#### About this task:
Each record below is to be copied exactly; the pictures are to be omitted.
[[ Material to process, beginning ]]
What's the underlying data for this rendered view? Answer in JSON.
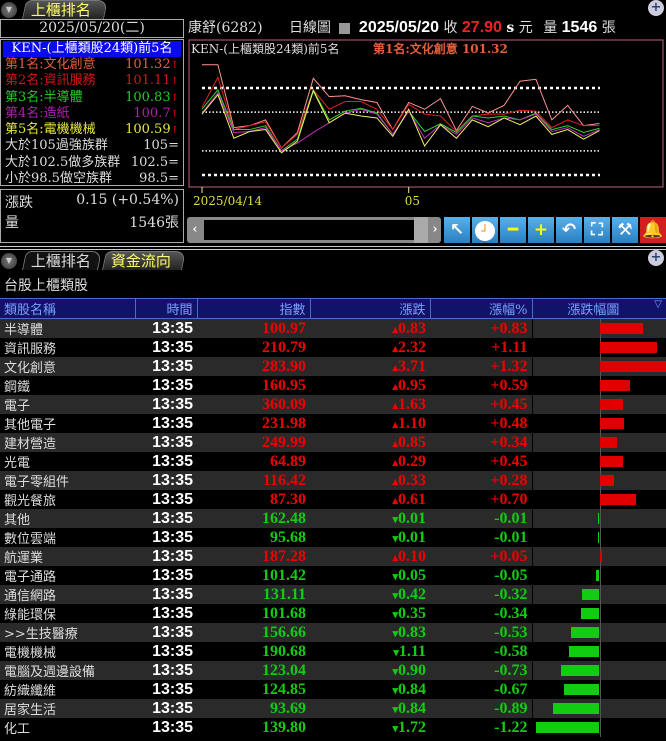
{
  "top_tab": "上櫃排名",
  "left": {
    "date": "2025/05/20(二)",
    "title": "KEN-(上櫃類股24類)前5名",
    "items": [
      {
        "label": "第1名:文化創意",
        "value": "101.32",
        "mark": "↑",
        "color": "#e0603a"
      },
      {
        "label": "第2名:資訊服務",
        "value": "101.11",
        "mark": "↑",
        "color": "#d01818"
      },
      {
        "label": "第3名:半導體",
        "value": "100.83",
        "mark": "↑",
        "color": "#22cc22"
      },
      {
        "label": "第4名:造紙",
        "value": "100.7",
        "mark": "↑",
        "color": "#b020b0"
      },
      {
        "label": "第5名:電機機械",
        "value": "100.59",
        "mark": "↑",
        "color": "#e8e840"
      },
      {
        "label": "大於105過強族群",
        "value": "105",
        "mark": "=",
        "color": "#dddddd"
      },
      {
        "label": "大於102.5做多族群",
        "value": "102.5",
        "mark": "=",
        "color": "#dddddd"
      },
      {
        "label": "小於98.5做空族群",
        "value": "98.5",
        "mark": "=",
        "color": "#dddddd"
      }
    ],
    "change_label": "漲跌",
    "change_value": "0.15 (+0.54%)",
    "volume_label": "量",
    "volume_value": "1546張"
  },
  "header": {
    "stock": "康舒(6282)",
    "chart_type": "日線圖",
    "date": "2025/05/20",
    "close_label": "收",
    "close": "27.90",
    "s": "s",
    "unit": "元",
    "vol_label": "量",
    "vol": "1546",
    "vol_unit": "張"
  },
  "chart_data": {
    "type": "line",
    "title": "KEN-(上櫃類股24類)前5名",
    "highlight": "第1名:文化創意 101.32",
    "x_ticks": [
      {
        "index": 0,
        "label": "2025/04/14"
      },
      {
        "index": 13,
        "label": "05"
      }
    ],
    "reference_lines": [
      105,
      102.5,
      98.5,
      96
    ],
    "ylim": [
      96,
      105
    ],
    "series": [
      {
        "name": "文化創意",
        "color": "#ff9090",
        "values": [
          107.4,
          107.4,
          100.9,
          101.1,
          101.7,
          98.8,
          100.4,
          106.0,
          104.1,
          104.2,
          103.8,
          103.5,
          100.7,
          103.5,
          102.8,
          103.9,
          100.6,
          103.1,
          102.4,
          103.2,
          105.7,
          105.9,
          101.7,
          103.2,
          101.1,
          101.32
        ]
      },
      {
        "name": "資訊服務",
        "color": "#e02020",
        "values": [
          103.0,
          106.1,
          100.7,
          101.1,
          101.5,
          98.8,
          100.2,
          104.8,
          102.8,
          103.6,
          103.6,
          102.8,
          100.7,
          103.3,
          102.3,
          102.1,
          100.5,
          102.1,
          102.3,
          102.3,
          102.7,
          102.6,
          100.9,
          101.7,
          101.1,
          101.11
        ]
      },
      {
        "name": "半導體",
        "color": "#30d030",
        "values": [
          102.8,
          104.8,
          100.7,
          100.7,
          101.1,
          98.5,
          99.7,
          104.8,
          101.7,
          102.6,
          102.9,
          102.4,
          100.2,
          102.6,
          100.5,
          101.3,
          100.4,
          102.1,
          101.9,
          102.1,
          101.7,
          102.4,
          100.7,
          101.1,
          100.4,
          100.83
        ]
      },
      {
        "name": "造紙",
        "color": "#c030c0",
        "values": [
          102.4,
          104.5,
          100.4,
          100.5,
          100.9,
          98.5,
          99.3,
          100.4,
          101.4,
          102.4,
          102.8,
          102.3,
          100.2,
          102.6,
          99.8,
          101.2,
          100.2,
          101.9,
          101.4,
          101.9,
          101.7,
          102.3,
          100.5,
          100.9,
          100.0,
          100.7
        ]
      },
      {
        "name": "電機機械",
        "color": "#f0f060",
        "values": [
          102.3,
          104.3,
          99.8,
          100.5,
          100.7,
          98.3,
          99.5,
          104.7,
          101.4,
          102.4,
          102.1,
          101.9,
          100.0,
          102.8,
          99.0,
          101.2,
          99.8,
          101.7,
          101.0,
          101.9,
          101.2,
          102.1,
          100.2,
          100.7,
          99.7,
          100.59
        ]
      }
    ]
  },
  "toolbar": [
    "arrow-icon",
    "clock-icon",
    "zoom-out-icon",
    "zoom-in-icon",
    "undo-icon",
    "fit-icon",
    "wrench-icon",
    "bell-icon"
  ],
  "bottom_tabs": [
    "上櫃排名",
    "資金流向"
  ],
  "section_title": "台股上櫃類股",
  "table": {
    "headers": [
      "類股名稱",
      "時間",
      "指數",
      "漲跌",
      "漲幅%",
      "漲跌幅圖"
    ],
    "rows": [
      [
        "半導體",
        "13:35",
        "100.97",
        "0.83",
        "+0.83",
        0.83
      ],
      [
        "資訊服務",
        "13:35",
        "210.79",
        "2.32",
        "+1.11",
        1.11
      ],
      [
        "文化創意",
        "13:35",
        "283.90",
        "3.71",
        "+1.32",
        1.32
      ],
      [
        "鋼鐵",
        "13:35",
        "160.95",
        "0.95",
        "+0.59",
        0.59
      ],
      [
        "電子",
        "13:35",
        "360.09",
        "1.63",
        "+0.45",
        0.45
      ],
      [
        "其他電子",
        "13:35",
        "231.98",
        "1.10",
        "+0.48",
        0.48
      ],
      [
        "建材營造",
        "13:35",
        "249.99",
        "0.85",
        "+0.34",
        0.34
      ],
      [
        "光電",
        "13:35",
        "64.89",
        "0.29",
        "+0.45",
        0.45
      ],
      [
        "電子零組件",
        "13:35",
        "116.42",
        "0.33",
        "+0.28",
        0.28
      ],
      [
        "觀光餐旅",
        "13:35",
        "87.30",
        "0.61",
        "+0.70",
        0.7
      ],
      [
        "其他",
        "13:35",
        "162.48",
        "0.01",
        "-0.01",
        -0.01
      ],
      [
        "數位雲端",
        "13:35",
        "95.68",
        "0.01",
        "-0.01",
        -0.01
      ],
      [
        "航運業",
        "13:35",
        "187.28",
        "0.10",
        "+0.05",
        0.05
      ],
      [
        "電子通路",
        "13:35",
        "101.42",
        "0.05",
        "-0.05",
        -0.05
      ],
      [
        "通信網路",
        "13:35",
        "131.11",
        "0.42",
        "-0.32",
        -0.32
      ],
      [
        "綠能環保",
        "13:35",
        "101.68",
        "0.35",
        "-0.34",
        -0.34
      ],
      [
        ">>生技醫療",
        "13:35",
        "156.66",
        "0.83",
        "-0.53",
        -0.53
      ],
      [
        "電機機械",
        "13:35",
        "190.68",
        "1.11",
        "-0.58",
        -0.58
      ],
      [
        "電腦及週邊設備",
        "13:35",
        "123.04",
        "0.90",
        "-0.73",
        -0.73
      ],
      [
        "紡織纖維",
        "13:35",
        "124.85",
        "0.84",
        "-0.67",
        -0.67
      ],
      [
        "居家生活",
        "13:35",
        "93.69",
        "0.84",
        "-0.89",
        -0.89
      ],
      [
        "化工",
        "13:35",
        "139.80",
        "1.72",
        "-1.22",
        -1.22
      ]
    ]
  },
  "colors": {
    "up": "#e00000",
    "down": "#11cc11"
  }
}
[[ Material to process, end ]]
#### Result below:
What's the underlying data for this rendered view? Answer in JSON.
{
  "top_tab": "上櫃排名",
  "left": {
    "date": "2025/05/20(二)",
    "title": "KEN-(上櫃類股24類)前5名",
    "items": [
      {
        "label": "第1名:文化創意",
        "value": "101.32",
        "mark": "↑",
        "color": "#e0603a"
      },
      {
        "label": "第2名:資訊服務",
        "value": "101.11",
        "mark": "↑",
        "color": "#d01818"
      },
      {
        "label": "第3名:半導體",
        "value": "100.83",
        "mark": "↑",
        "color": "#22cc22"
      },
      {
        "label": "第4名:造紙",
        "value": "100.7",
        "mark": "↑",
        "color": "#b020b0"
      },
      {
        "label": "第5名:電機機械",
        "value": "100.59",
        "mark": "↑",
        "color": "#e8e840"
      },
      {
        "label": "大於105過強族群",
        "value": "105",
        "mark": "=",
        "color": "#dddddd"
      },
      {
        "label": "大於102.5做多族群",
        "value": "102.5",
        "mark": "=",
        "color": "#dddddd"
      },
      {
        "label": "小於98.5做空族群",
        "value": "98.5",
        "mark": "=",
        "color": "#dddddd"
      }
    ],
    "change_label": "漲跌",
    "change_value": "0.15 (+0.54%)",
    "volume_label": "量",
    "volume_value": "1546張"
  },
  "header": {
    "stock": "康舒(6282)",
    "chart_type": "日線圖",
    "date": "2025/05/20",
    "close_label": "收",
    "close": "27.90",
    "s": "s",
    "unit": "元",
    "vol_label": "量",
    "vol": "1546",
    "vol_unit": "張"
  },
  "chart_data": {
    "type": "line",
    "title": "KEN-(上櫃類股24類)前5名",
    "highlight": "第1名:文化創意 101.32",
    "x_ticks": [
      {
        "index": 0,
        "label": "2025/04/14"
      },
      {
        "index": 13,
        "label": "05"
      }
    ],
    "reference_lines": [
      105,
      102.5,
      98.5,
      96
    ],
    "ylim": [
      96,
      105
    ],
    "series": [
      {
        "name": "文化創意",
        "color": "#ff9090",
        "values": [
          107.4,
          107.4,
          100.9,
          101.1,
          101.7,
          98.8,
          100.4,
          106.0,
          104.1,
          104.2,
          103.8,
          103.5,
          100.7,
          103.5,
          102.8,
          103.9,
          100.6,
          103.1,
          102.4,
          103.2,
          105.7,
          105.9,
          101.7,
          103.2,
          101.1,
          101.32
        ]
      },
      {
        "name": "資訊服務",
        "color": "#e02020",
        "values": [
          103.0,
          106.1,
          100.7,
          101.1,
          101.5,
          98.8,
          100.2,
          104.8,
          102.8,
          103.6,
          103.6,
          102.8,
          100.7,
          103.3,
          102.3,
          102.1,
          100.5,
          102.1,
          102.3,
          102.3,
          102.7,
          102.6,
          100.9,
          101.7,
          101.1,
          101.11
        ]
      },
      {
        "name": "半導體",
        "color": "#30d030",
        "values": [
          102.8,
          104.8,
          100.7,
          100.7,
          101.1,
          98.5,
          99.7,
          104.8,
          101.7,
          102.6,
          102.9,
          102.4,
          100.2,
          102.6,
          100.5,
          101.3,
          100.4,
          102.1,
          101.9,
          102.1,
          101.7,
          102.4,
          100.7,
          101.1,
          100.4,
          100.83
        ]
      },
      {
        "name": "造紙",
        "color": "#c030c0",
        "values": [
          102.4,
          104.5,
          100.4,
          100.5,
          100.9,
          98.5,
          99.3,
          100.4,
          101.4,
          102.4,
          102.8,
          102.3,
          100.2,
          102.6,
          99.8,
          101.2,
          100.2,
          101.9,
          101.4,
          101.9,
          101.7,
          102.3,
          100.5,
          100.9,
          100.0,
          100.7
        ]
      },
      {
        "name": "電機機械",
        "color": "#f0f060",
        "values": [
          102.3,
          104.3,
          99.8,
          100.5,
          100.7,
          98.3,
          99.5,
          104.7,
          101.4,
          102.4,
          102.1,
          101.9,
          100.0,
          102.8,
          99.0,
          101.2,
          99.8,
          101.7,
          101.0,
          101.9,
          101.2,
          102.1,
          100.2,
          100.7,
          99.7,
          100.59
        ]
      }
    ]
  },
  "toolbar": [
    "arrow-icon",
    "clock-icon",
    "zoom-out-icon",
    "zoom-in-icon",
    "undo-icon",
    "fit-icon",
    "wrench-icon",
    "bell-icon"
  ],
  "bottom_tabs": [
    "上櫃排名",
    "資金流向"
  ],
  "section_title": "台股上櫃類股",
  "table": {
    "headers": [
      "類股名稱",
      "時間",
      "指數",
      "漲跌",
      "漲幅%",
      "漲跌幅圖"
    ],
    "rows": [
      [
        "半導體",
        "13:35",
        "100.97",
        "0.83",
        "+0.83",
        0.83
      ],
      [
        "資訊服務",
        "13:35",
        "210.79",
        "2.32",
        "+1.11",
        1.11
      ],
      [
        "文化創意",
        "13:35",
        "283.90",
        "3.71",
        "+1.32",
        1.32
      ],
      [
        "鋼鐵",
        "13:35",
        "160.95",
        "0.95",
        "+0.59",
        0.59
      ],
      [
        "電子",
        "13:35",
        "360.09",
        "1.63",
        "+0.45",
        0.45
      ],
      [
        "其他電子",
        "13:35",
        "231.98",
        "1.10",
        "+0.48",
        0.48
      ],
      [
        "建材營造",
        "13:35",
        "249.99",
        "0.85",
        "+0.34",
        0.34
      ],
      [
        "光電",
        "13:35",
        "64.89",
        "0.29",
        "+0.45",
        0.45
      ],
      [
        "電子零組件",
        "13:35",
        "116.42",
        "0.33",
        "+0.28",
        0.28
      ],
      [
        "觀光餐旅",
        "13:35",
        "87.30",
        "0.61",
        "+0.70",
        0.7
      ],
      [
        "其他",
        "13:35",
        "162.48",
        "0.01",
        "-0.01",
        -0.01
      ],
      [
        "數位雲端",
        "13:35",
        "95.68",
        "0.01",
        "-0.01",
        -0.01
      ],
      [
        "航運業",
        "13:35",
        "187.28",
        "0.10",
        "+0.05",
        0.05
      ],
      [
        "電子通路",
        "13:35",
        "101.42",
        "0.05",
        "-0.05",
        -0.05
      ],
      [
        "通信網路",
        "13:35",
        "131.11",
        "0.42",
        "-0.32",
        -0.32
      ],
      [
        "綠能環保",
        "13:35",
        "101.68",
        "0.35",
        "-0.34",
        -0.34
      ],
      [
        ">>生技醫療",
        "13:35",
        "156.66",
        "0.83",
        "-0.53",
        -0.53
      ],
      [
        "電機機械",
        "13:35",
        "190.68",
        "1.11",
        "-0.58",
        -0.58
      ],
      [
        "電腦及週邊設備",
        "13:35",
        "123.04",
        "0.90",
        "-0.73",
        -0.73
      ],
      [
        "紡織纖維",
        "13:35",
        "124.85",
        "0.84",
        "-0.67",
        -0.67
      ],
      [
        "居家生活",
        "13:35",
        "93.69",
        "0.84",
        "-0.89",
        -0.89
      ],
      [
        "化工",
        "13:35",
        "139.80",
        "1.72",
        "-1.22",
        -1.22
      ]
    ]
  },
  "colors": {
    "up": "#e00000",
    "down": "#11cc11"
  }
}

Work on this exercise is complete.